If a line holds the word "private", copy it from the entries.

Items from an interface collection:
----------
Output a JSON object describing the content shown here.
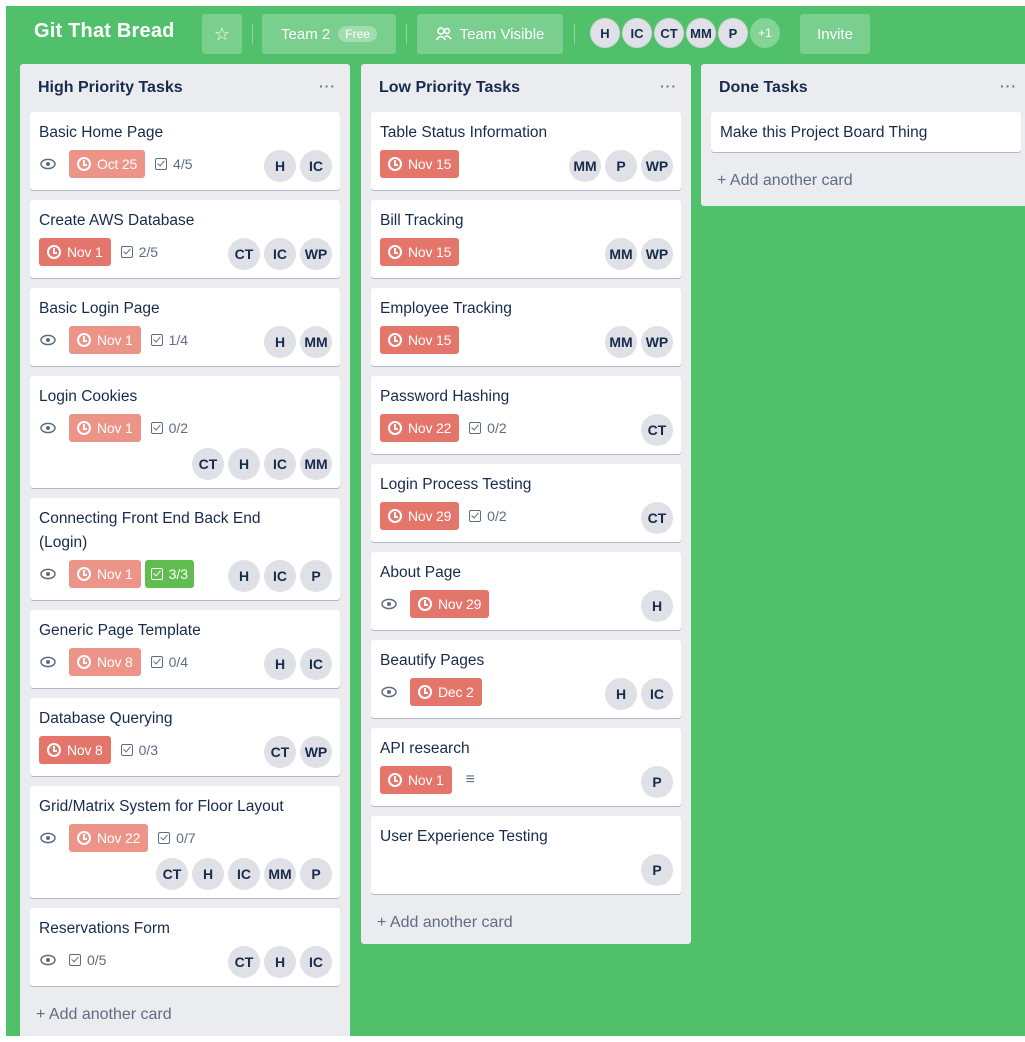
{
  "header": {
    "title": "Git That Bread",
    "team_label": "Team 2",
    "team_badge": "Free",
    "visibility_label": "Team Visible",
    "members": [
      "H",
      "IC",
      "CT",
      "MM",
      "P"
    ],
    "more_members": "+1",
    "invite_label": "Invite"
  },
  "lists": [
    {
      "title": "High Priority Tasks",
      "menu": "···",
      "add_card": "+ Add another card",
      "cards": [
        {
          "title": "Basic Home Page",
          "due": "Oct 25",
          "checklist": "4/5",
          "members": [
            "H",
            "IC"
          ]
        },
        {
          "title": "Create AWS Database",
          "due": "Nov 1",
          "checklist": "2/5",
          "members": [
            "CT",
            "IC",
            "WP"
          ]
        },
        {
          "title": "Basic Login Page",
          "due": "Nov 1",
          "checklist": "1/4",
          "members": [
            "H",
            "MM"
          ]
        },
        {
          "title": "Login Cookies",
          "due": "Nov 1",
          "checklist": "0/2",
          "members": [
            "CT",
            "H",
            "IC",
            "MM"
          ]
        },
        {
          "title": "Connecting Front End Back End (Login)",
          "due": "Nov 1",
          "checklist": "3/3",
          "members": [
            "H",
            "IC",
            "P"
          ]
        },
        {
          "title": "Generic Page Template",
          "due": "Nov 8",
          "checklist": "0/4",
          "members": [
            "H",
            "IC"
          ]
        },
        {
          "title": "Database Querying",
          "due": "Nov 8",
          "checklist": "0/3",
          "members": [
            "CT",
            "WP"
          ]
        },
        {
          "title": "Grid/Matrix System for Floor Layout",
          "due": "Nov 22",
          "checklist": "0/7",
          "members": [
            "CT",
            "H",
            "IC",
            "MM",
            "P"
          ]
        },
        {
          "title": "Reservations Form",
          "checklist": "0/5",
          "members": [
            "CT",
            "H",
            "IC"
          ]
        }
      ]
    },
    {
      "title": "Low Priority Tasks",
      "menu": "···",
      "add_card": "+ Add another card",
      "cards": [
        {
          "title": "Table Status Information",
          "due": "Nov 15",
          "members": [
            "MM",
            "P",
            "WP"
          ]
        },
        {
          "title": "Bill Tracking",
          "due": "Nov 15",
          "members": [
            "MM",
            "WP"
          ]
        },
        {
          "title": "Employee Tracking",
          "due": "Nov 15",
          "members": [
            "MM",
            "WP"
          ]
        },
        {
          "title": "Password Hashing",
          "due": "Nov 22",
          "checklist": "0/2",
          "members": [
            "CT"
          ]
        },
        {
          "title": "Login Process Testing",
          "due": "Nov 29",
          "checklist": "0/2",
          "members": [
            "CT"
          ]
        },
        {
          "title": "About Page",
          "due": "Nov 29",
          "members": [
            "H"
          ]
        },
        {
          "title": "Beautify Pages",
          "due": "Dec 2",
          "members": [
            "H",
            "IC"
          ]
        },
        {
          "title": "API research",
          "due": "Nov 1",
          "members": [
            "P"
          ]
        },
        {
          "title": "User Experience Testing",
          "members": [
            "P"
          ]
        }
      ]
    },
    {
      "title": "Done Tasks",
      "menu": "···",
      "add_card": "+ Add another card",
      "cards": [
        {
          "title": "Make this Project Board Thing"
        }
      ]
    }
  ],
  "colors": {
    "board_bg": "#51c06b",
    "due_overdue": "#ec9488",
    "checklist_complete": "#61bd4f"
  }
}
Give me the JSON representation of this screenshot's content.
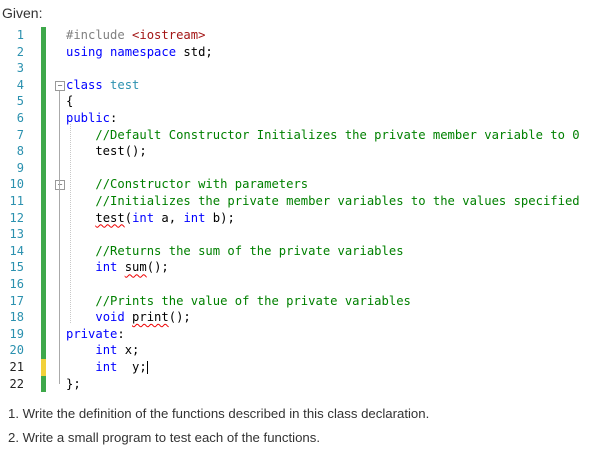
{
  "intro": "Given:",
  "code": {
    "lines": [
      {
        "n": "1",
        "parts": [
          {
            "c": "pre",
            "t": "#include "
          },
          {
            "c": "str",
            "t": "<iostream>"
          }
        ]
      },
      {
        "n": "2",
        "parts": [
          {
            "c": "kw",
            "t": "using namespace "
          },
          {
            "c": "plain",
            "t": "std;"
          }
        ]
      },
      {
        "n": "3",
        "parts": []
      },
      {
        "n": "4",
        "parts": [
          {
            "c": "kw",
            "t": "class "
          },
          {
            "c": "cls",
            "t": "test"
          }
        ]
      },
      {
        "n": "5",
        "parts": [
          {
            "c": "plain",
            "t": "{"
          }
        ]
      },
      {
        "n": "6",
        "parts": [
          {
            "c": "kw",
            "t": "public"
          },
          {
            "c": "plain",
            "t": ":"
          }
        ]
      },
      {
        "n": "7",
        "parts": [
          {
            "c": "plain",
            "t": "    "
          },
          {
            "c": "cmt",
            "t": "//Default Constructor Initializes the private member variable to 0"
          }
        ]
      },
      {
        "n": "8",
        "parts": [
          {
            "c": "plain",
            "t": "    test();"
          }
        ]
      },
      {
        "n": "9",
        "parts": []
      },
      {
        "n": "10",
        "parts": [
          {
            "c": "plain",
            "t": "    "
          },
          {
            "c": "cmt",
            "t": "//Constructor with parameters"
          }
        ]
      },
      {
        "n": "11",
        "parts": [
          {
            "c": "plain",
            "t": "    "
          },
          {
            "c": "cmt",
            "t": "//Initializes the private member variables to the values specified"
          }
        ]
      },
      {
        "n": "12",
        "parts": [
          {
            "c": "plain",
            "t": "    "
          },
          {
            "c": "plain squig",
            "t": "test"
          },
          {
            "c": "plain",
            "t": "("
          },
          {
            "c": "kw",
            "t": "int"
          },
          {
            "c": "plain",
            "t": " a, "
          },
          {
            "c": "kw",
            "t": "int"
          },
          {
            "c": "plain",
            "t": " b);"
          }
        ]
      },
      {
        "n": "13",
        "parts": []
      },
      {
        "n": "14",
        "parts": [
          {
            "c": "plain",
            "t": "    "
          },
          {
            "c": "cmt",
            "t": "//Returns the sum of the private variables"
          }
        ]
      },
      {
        "n": "15",
        "parts": [
          {
            "c": "plain",
            "t": "    "
          },
          {
            "c": "kw",
            "t": "int "
          },
          {
            "c": "plain squig",
            "t": "sum"
          },
          {
            "c": "plain",
            "t": "();"
          }
        ]
      },
      {
        "n": "16",
        "parts": []
      },
      {
        "n": "17",
        "parts": [
          {
            "c": "plain",
            "t": "    "
          },
          {
            "c": "cmt",
            "t": "//Prints the value of the private variables"
          }
        ]
      },
      {
        "n": "18",
        "parts": [
          {
            "c": "plain",
            "t": "    "
          },
          {
            "c": "kw",
            "t": "void "
          },
          {
            "c": "plain squig",
            "t": "print"
          },
          {
            "c": "plain",
            "t": "();"
          }
        ]
      },
      {
        "n": "19",
        "parts": [
          {
            "c": "kw",
            "t": "private"
          },
          {
            "c": "plain",
            "t": ":"
          }
        ]
      },
      {
        "n": "20",
        "parts": [
          {
            "c": "plain",
            "t": "    "
          },
          {
            "c": "kw",
            "t": "int"
          },
          {
            "c": "plain",
            "t": " x;"
          }
        ]
      },
      {
        "n": "21",
        "parts": [
          {
            "c": "plain",
            "t": "    "
          },
          {
            "c": "kw",
            "t": "int"
          },
          {
            "c": "plain",
            "t": "  y;"
          }
        ]
      },
      {
        "n": "22",
        "parts": [
          {
            "c": "plain",
            "t": "};"
          }
        ]
      }
    ]
  },
  "questions": [
    "1. Write the definition of the functions described in this class declaration.",
    "2. Write a small program to test each of the functions."
  ],
  "colors": {
    "keyword": "#0000ff",
    "class_name": "#2b91af",
    "string": "#a31515",
    "comment": "#008000",
    "preprocessor": "#808080",
    "line_number": "#2b91af",
    "changed_saved": "#3ea84a",
    "changed_unsaved": "#f2d13a"
  }
}
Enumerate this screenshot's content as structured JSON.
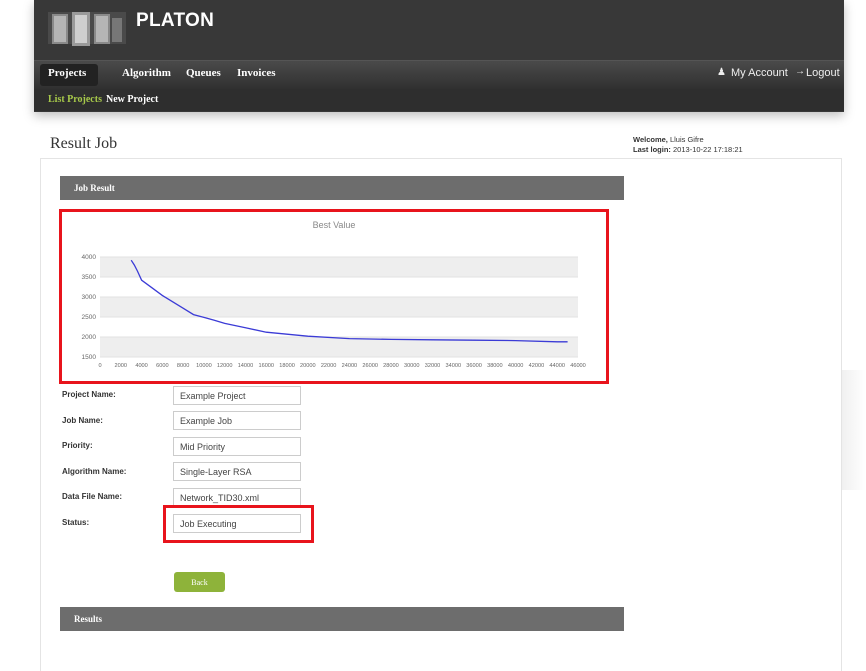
{
  "app": {
    "brand": "PLATON",
    "logo_icon": "server-rack-icon"
  },
  "nav": {
    "items": [
      "Projects",
      "Algorithm",
      "Queues",
      "Invoices"
    ],
    "my_account": "My Account",
    "logout": "Logout"
  },
  "subnav": {
    "items": [
      "List Projects",
      "New Project"
    ]
  },
  "page": {
    "title": "Result Job"
  },
  "welcome": {
    "welcome_label": "Welcome,",
    "user": "Lluis Gifre",
    "last_login_label": "Last login:",
    "last_login": "2013-10-22 17:18:21"
  },
  "job_result": {
    "header": "Job Result"
  },
  "form": {
    "project_name_label": "Project Name:",
    "project_name": "Example Project",
    "job_name_label": "Job Name:",
    "job_name": "Example Job",
    "priority_label": "Priority:",
    "priority": "Mid Priority",
    "algorithm_label": "Algorithm Name:",
    "algorithm": "Single-Layer RSA",
    "data_file_label": "Data File Name:",
    "data_file": "Network_TID30.xml",
    "status_label": "Status:",
    "status": "Job Executing"
  },
  "buttons": {
    "back": "Back"
  },
  "results": {
    "header": "Results"
  },
  "colors": {
    "accent": "#8eb33a",
    "line": "#3b3bd6",
    "highlight": "#e8141c",
    "header_bg": "#6d6d6d"
  },
  "chart_data": {
    "type": "line",
    "title": "Best Value",
    "xlabel": "",
    "ylabel": "",
    "xlim": [
      0,
      46000
    ],
    "ylim": [
      1500,
      4000
    ],
    "x_ticks": [
      0,
      2000,
      4000,
      6000,
      8000,
      10000,
      12000,
      14000,
      16000,
      18000,
      20000,
      22000,
      24000,
      26000,
      28000,
      30000,
      32000,
      34000,
      36000,
      38000,
      40000,
      42000,
      44000,
      46000
    ],
    "y_ticks": [
      1500,
      2000,
      2500,
      3000,
      3500,
      4000
    ],
    "grid": "horizontal bands",
    "series": [
      {
        "x": [
          3000,
          3300,
          3600,
          4000,
          5000,
          6000,
          7000,
          8000,
          9000,
          10000,
          11000,
          12000,
          14000,
          16000,
          18000,
          20000,
          24000,
          28000,
          32000,
          36000,
          40000,
          44000,
          45000
        ],
        "values": [
          3920,
          3800,
          3650,
          3420,
          3230,
          3040,
          2880,
          2720,
          2560,
          2490,
          2420,
          2340,
          2230,
          2120,
          2070,
          2020,
          1960,
          1940,
          1930,
          1920,
          1910,
          1880,
          1880
        ]
      }
    ]
  }
}
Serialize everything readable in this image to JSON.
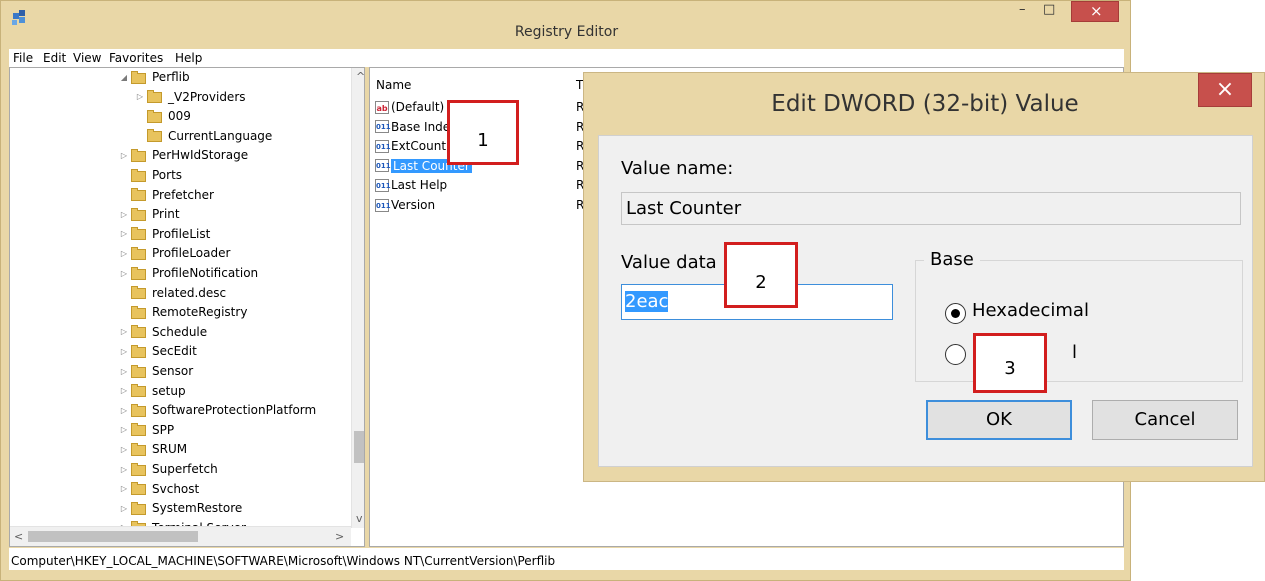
{
  "window": {
    "title": "Registry Editor",
    "minimize_glyph": "–",
    "maximize_glyph": "□",
    "close_glyph": "×",
    "icon": "registry-editor-icon"
  },
  "menu": [
    "File",
    "Edit",
    "View",
    "Favorites",
    "Help"
  ],
  "tree": {
    "items": [
      {
        "label": "Perflib",
        "expander": "◢"
      },
      {
        "label": "_V2Providers",
        "expander": "▷"
      },
      {
        "label": "009",
        "expander": ""
      },
      {
        "label": "CurrentLanguage",
        "expander": ""
      },
      {
        "label": "PerHwIdStorage",
        "expander": "▷"
      },
      {
        "label": "Ports",
        "expander": ""
      },
      {
        "label": "Prefetcher",
        "expander": ""
      },
      {
        "label": "Print",
        "expander": "▷"
      },
      {
        "label": "ProfileList",
        "expander": "▷"
      },
      {
        "label": "ProfileLoader",
        "expander": "▷"
      },
      {
        "label": "ProfileNotification",
        "expander": "▷"
      },
      {
        "label": "related.desc",
        "expander": ""
      },
      {
        "label": "RemoteRegistry",
        "expander": ""
      },
      {
        "label": "Schedule",
        "expander": "▷"
      },
      {
        "label": "SecEdit",
        "expander": "▷"
      },
      {
        "label": "Sensor",
        "expander": "▷"
      },
      {
        "label": "setup",
        "expander": "▷"
      },
      {
        "label": "SoftwareProtectionPlatform",
        "expander": "▷"
      },
      {
        "label": "SPP",
        "expander": "▷"
      },
      {
        "label": "SRUM",
        "expander": "▷"
      },
      {
        "label": "Superfetch",
        "expander": "▷"
      },
      {
        "label": "Svchost",
        "expander": "▷"
      },
      {
        "label": "SystemRestore",
        "expander": "▷"
      },
      {
        "label": "Terminal Server",
        "expander": "▷"
      }
    ],
    "scroll_up": "^",
    "scroll_down": "v",
    "scroll_left": "<",
    "scroll_right": ">"
  },
  "values_list": {
    "columns": {
      "name": "Name",
      "type": "T"
    },
    "rows": [
      {
        "name": "(Default)",
        "type": "R",
        "kind": "sz",
        "icon_text": "ab"
      },
      {
        "name": "Base Inde",
        "type": "R",
        "kind": "dw",
        "icon_text": "011"
      },
      {
        "name": "ExtCount",
        "type": "R",
        "kind": "dw",
        "icon_text": "011"
      },
      {
        "name": "Last Counter",
        "type": "R",
        "kind": "dw",
        "icon_text": "011"
      },
      {
        "name": "Last Help",
        "type": "R",
        "kind": "dw",
        "icon_text": "011"
      },
      {
        "name": "Version",
        "type": "R",
        "kind": "dw",
        "icon_text": "011"
      }
    ]
  },
  "status": {
    "path": "Computer\\HKEY_LOCAL_MACHINE\\SOFTWARE\\Microsoft\\Windows NT\\CurrentVersion\\Perflib"
  },
  "dialog": {
    "title": "Edit DWORD (32-bit) Value",
    "close_glyph": "×",
    "value_name_label": "Value name:",
    "value_name": "Last Counter",
    "value_data_label": "Value data",
    "value_data": "2eac",
    "base_label": "Base",
    "radio_hex": "Hexadecimal",
    "radio_dec_partial": "l",
    "ok": "OK",
    "cancel": "Cancel"
  },
  "annotations": [
    "1",
    "2",
    "3"
  ],
  "colors": {
    "accent": "#3399ff",
    "annotation_red": "#d21e1e",
    "window_frame": "#e9d7a7",
    "close_red": "#c7504c"
  }
}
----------
▶ EXERCISE OUTPUT
            "t": "//Default Constructor Initializes the private member variable to 0"
            "t": "//Initializes the private member variables to the values specified"
            "t": "//Returns the sum of the private variables"
            "t": "//Prints the value of the private variables"
            "t": "private"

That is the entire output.